It's Assassin's Creed 3 week, and you'll find all the associated video interviews, features, previews and other bits and bobs on our hub page. Don't forget to read issue 84, too - new Assassin frontman Connor is our posterboy.
The second Assassin's Creed game was an astoundingly good bit of game design, but since then Ubisoft has clearly been cruising. Brotherhood and Revelations were refined enough not to cause offence, but left the series at serious risk of dilution. Assassin's Creed 3 couldn't afford to simply be more of the same, and thankfully - it isn't.
The most important addition this time is guns (or rather, large quantities of guns - you'd run into the odd Arquebusier in previous games), but not in the way you might expect. Stealth within Assassin's Creed has always felt faintly optional. The close-quarter encounters of the first two games ensured that hand-to-hand violence was always an option, providing your thumbs were deft enough.
This time though, things aren't so cosy. Out in the cold expanses of the frontier, you don't have the luxury of tight street corners, and the men looking out for you are armed with rifles. Assassins past could dodge under arrows while sprinting, but evading bullets doesn't look as easy.
Luckily for us, reloading doesn't either. Semi-authentic weaponry means that providing you don't give anybody breathing space, rifles are only really good for one shot: once an enemy's spent that bullet trying to take you down, their best bet is to try and beat you with a sword. Good luck lads.
Battles in the game's cities and towns are likely to feel similar to those we've seen before, but the Frontier is another story. This vast snowy expanse feels like a mash-up between Skyrim and Red Dead Redemption, blending the glacial beauty of Bethesda's game with the gritty survivalist feel of Rockstar's incredible Western adventure. Try your old tricks here, and you'll end up in trouble.

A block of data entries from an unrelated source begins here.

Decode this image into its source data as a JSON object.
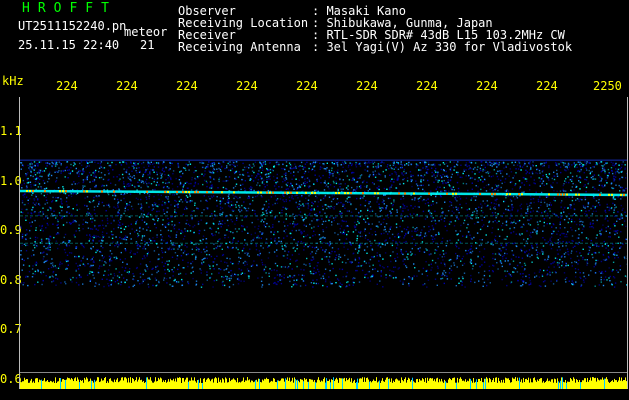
{
  "header": {
    "title": "HROFFT",
    "filename": "UT2511152240.pn",
    "meteor_label": "meteor",
    "datetime": "25.11.15 22:40",
    "meteor_count": "21",
    "info": [
      {
        "label": "Observer",
        "value": ": Masaki Kano"
      },
      {
        "label": "Receiving Location",
        "value": ": Shibukawa, Gunma, Japan"
      },
      {
        "label": "Receiver",
        "value": ": RTL-SDR SDR# 43dB L15 103.2MHz CW"
      },
      {
        "label": "Receiving Antenna",
        "value": ": 3el Yagi(V) Az 330 for Vladivostok"
      }
    ]
  },
  "chart_data": {
    "type": "heatmap",
    "ylabel": "kHz",
    "yticks": [
      "1.1",
      "1.0",
      "0.9",
      "0.8",
      "0.7",
      "0.6"
    ],
    "ytick_values": [
      1.1,
      1.0,
      0.9,
      0.8,
      0.7,
      0.6
    ],
    "ylim": [
      0.59,
      1.17
    ],
    "xticks": [
      "224",
      "224",
      "224",
      "224",
      "224",
      "224",
      "224",
      "224",
      "224",
      "2250"
    ],
    "xtick_values": [
      2241,
      2242,
      2243,
      2244,
      2245,
      2246,
      2247,
      2248,
      2249,
      2250
    ],
    "xlim": [
      2240,
      2250
    ],
    "signal_band": [
      0.8,
      1.04
    ],
    "carrier_line": 0.98,
    "colors": {
      "background": "#000000",
      "tick_label": "#ffff00",
      "noise_low": "#0000aa",
      "noise_mid": "#1e90ff",
      "noise_high": "#00ffff",
      "carrier": "#ff8800",
      "bottom_bar": "#ffff00"
    }
  }
}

Storming straight towards a platoon isn't wise in snowy conditions, for instance. Thick powder slows Connor's footwork, and it's possible to lose your balance completely if you rush. Wild animals roam the forests, and unlike the urban crowds, they aren't interested in abetting your attempts at stealth. This isn't Pocahontas. If there's a section which sees you eavesdropping on guards by sitting on a bench between two grizzly bears, we'll eat an entire factory of hats.

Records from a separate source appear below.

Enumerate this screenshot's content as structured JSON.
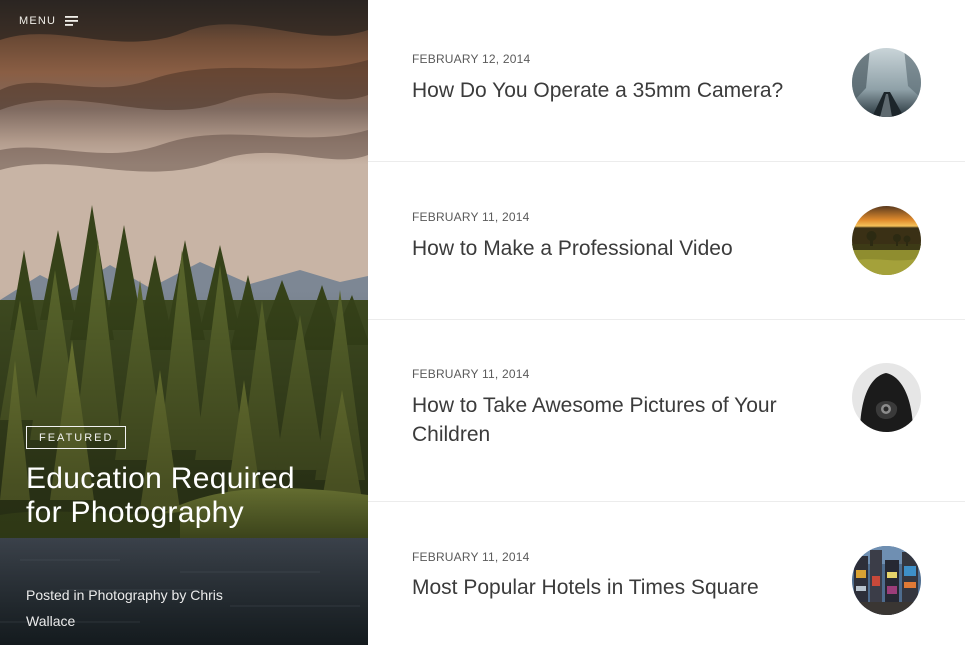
{
  "nav": {
    "menu_label": "MENU",
    "menu_icon": "hamburger-icon"
  },
  "featured": {
    "badge": "FEATURED",
    "title": "Education Required for Photography",
    "meta_prefix": "Posted in ",
    "category": "Photography",
    "meta_by": " by ",
    "author": "Chris Wallace",
    "image": "forest-lake-mountains-photo"
  },
  "posts": [
    {
      "date": "FEBRUARY 12, 2014",
      "title": "How Do You Operate a 35mm Camera?",
      "thumbnail": "misty-path-photo"
    },
    {
      "date": "FEBRUARY 11, 2014",
      "title": "How to Make a Professional Video",
      "thumbnail": "sunset-field-photo"
    },
    {
      "date": "FEBRUARY 11, 2014",
      "title": "How to Take Awesome Pictures of Your Children",
      "thumbnail": "hands-camera-photo"
    },
    {
      "date": "FEBRUARY 11, 2014",
      "title": "Most Popular Hotels in Times Square",
      "thumbnail": "times-square-photo"
    }
  ],
  "colors": {
    "post_title": "#3b3b3b",
    "post_date": "#5a5a5a",
    "divider": "#ececec",
    "background": "#ffffff"
  }
}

The safest way to approach a firing squad is by hopping between nearby the trees until you're close enough to make an entrance. The cover of trees won't always be available, so you'll have to scope out the direction in which your victims are heading - let them slip off into the open, and you'll have a hard time closing the distance.